== REQUIRED WORK ==
Pictures stay out of the copy. Everything else in the records must be repeated exactly.

+===+

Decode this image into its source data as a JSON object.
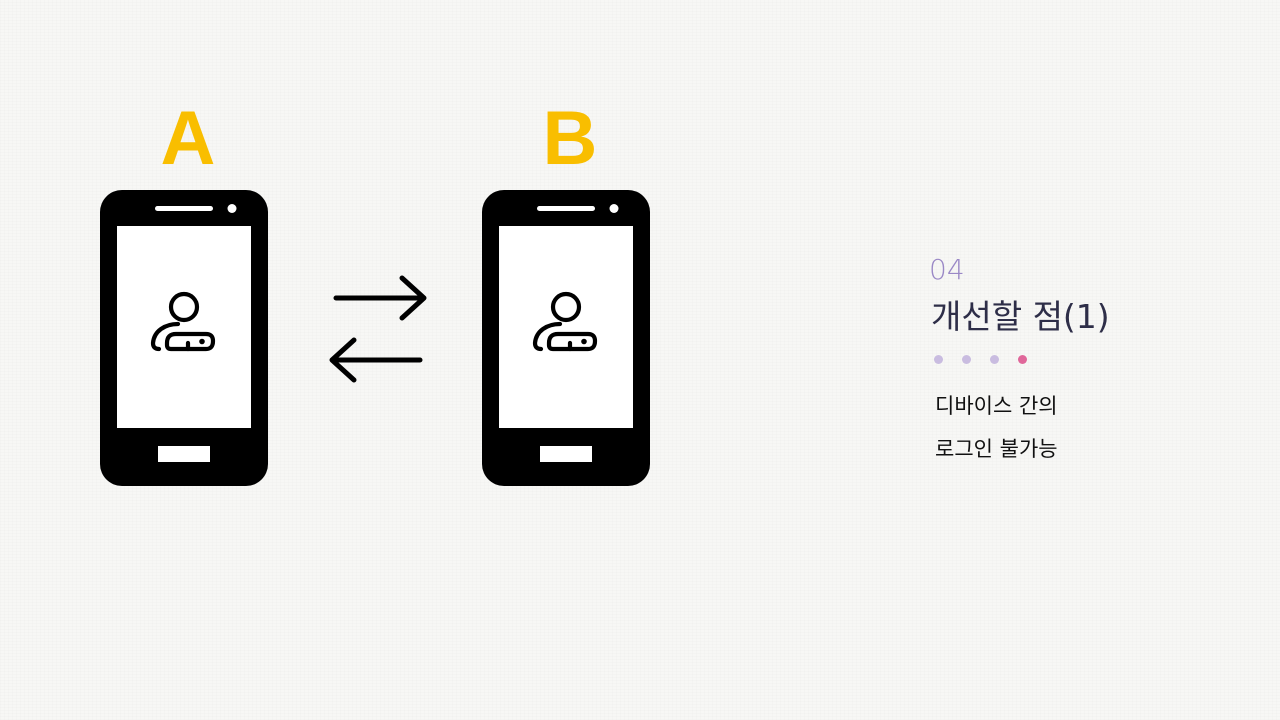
{
  "devices": [
    {
      "label": "A",
      "icon": "smartphone-icon",
      "screen_icon": "user-key-icon"
    },
    {
      "label": "B",
      "icon": "smartphone-icon",
      "screen_icon": "user-key-icon"
    }
  ],
  "connector_icon": "exchange-arrows-icon",
  "section": {
    "number": "04",
    "title": "개선할 점(1)"
  },
  "progress": {
    "total": 4,
    "current": 4
  },
  "description": {
    "line1": "디바이스 간의",
    "line2": "로그인 불가능"
  },
  "colors": {
    "label": "#f9be00",
    "phone": "#000000",
    "section_number": "#9a88c6",
    "dot_inactive": "#c9bce0",
    "dot_active": "#e0679a"
  }
}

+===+

== COMPLETED EXERCISE ==
Decode this image into its source data as a JSON object.
{
  "devices": [
    {
      "label": "A",
      "icon": "smartphone-icon",
      "screen_icon": "user-key-icon"
    },
    {
      "label": "B",
      "icon": "smartphone-icon",
      "screen_icon": "user-key-icon"
    }
  ],
  "connector_icon": "exchange-arrows-icon",
  "section": {
    "number": "04",
    "title": "개선할 점(1)"
  },
  "progress": {
    "total": 4,
    "current": 4
  },
  "description": {
    "line1": "디바이스 간의",
    "line2": "로그인 불가능"
  },
  "colors": {
    "label": "#f9be00",
    "phone": "#000000",
    "section_number": "#9a88c6",
    "dot_inactive": "#c9bce0",
    "dot_active": "#e0679a"
  }
}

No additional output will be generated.